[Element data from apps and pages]
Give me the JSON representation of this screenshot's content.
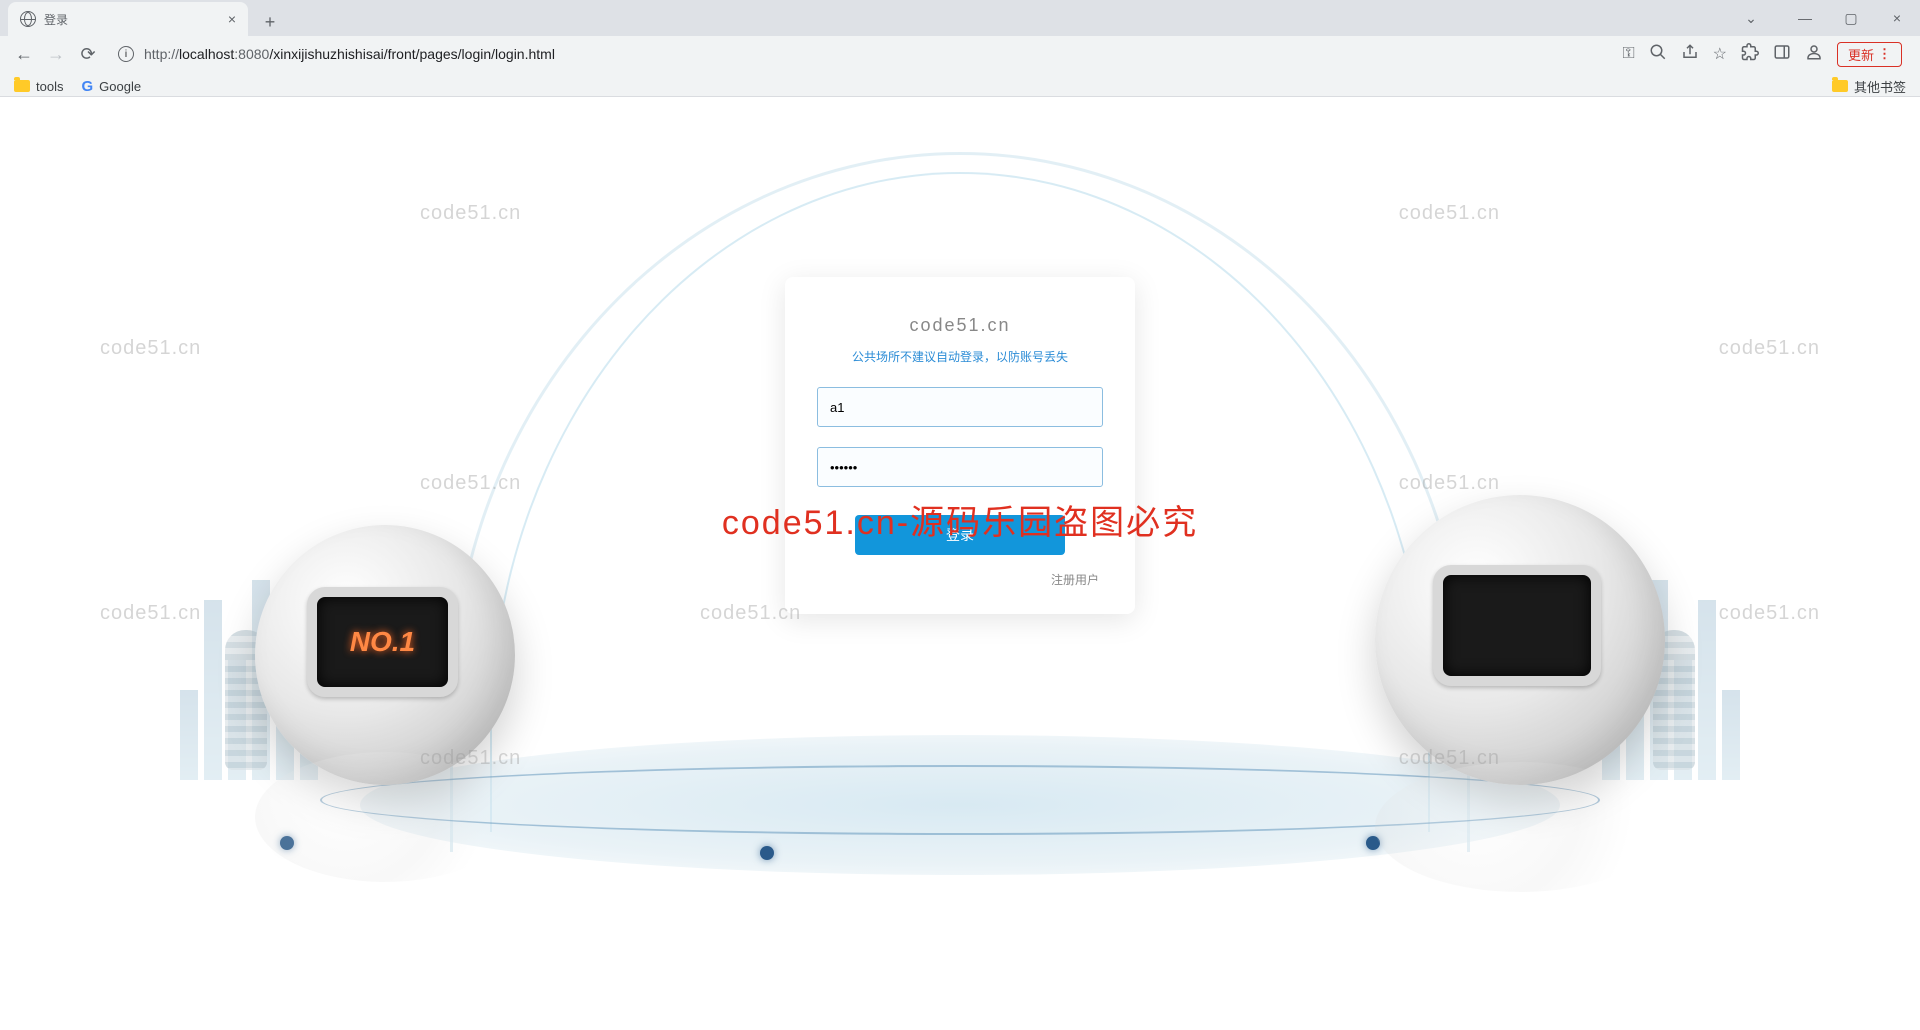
{
  "browser": {
    "tab_title": "登录",
    "url_host": "localhost",
    "url_port": ":8080",
    "url_path": "/xinxijishuzhishisai/front/pages/login/login.html",
    "url_prefix": "http://",
    "update_label": "更新",
    "bookmarks": {
      "tools": "tools",
      "google": "Google",
      "other": "其他书签"
    }
  },
  "login": {
    "hint": "公共场所不建议自动登录，以防账号丢失",
    "username_value": "a1",
    "password_value": "••••••",
    "button_label": "登录",
    "register_label": "注册用户"
  },
  "robot_left_text": "NO.1",
  "watermark": {
    "text": "code51.cn",
    "big": "code51.cn-源码乐园盗图必究"
  }
}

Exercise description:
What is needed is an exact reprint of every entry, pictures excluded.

Finished task:
Give me the JSON representation of this screenshot's content.
{
  "browser": {
    "tab_title": "登录",
    "url_host": "localhost",
    "url_port": ":8080",
    "url_path": "/xinxijishuzhishisai/front/pages/login/login.html",
    "url_prefix": "http://",
    "update_label": "更新",
    "bookmarks": {
      "tools": "tools",
      "google": "Google",
      "other": "其他书签"
    }
  },
  "login": {
    "hint": "公共场所不建议自动登录，以防账号丢失",
    "username_value": "a1",
    "password_value": "••••••",
    "button_label": "登录",
    "register_label": "注册用户"
  },
  "robot_left_text": "NO.1",
  "watermark": {
    "text": "code51.cn",
    "big": "code51.cn-源码乐园盗图必究"
  }
}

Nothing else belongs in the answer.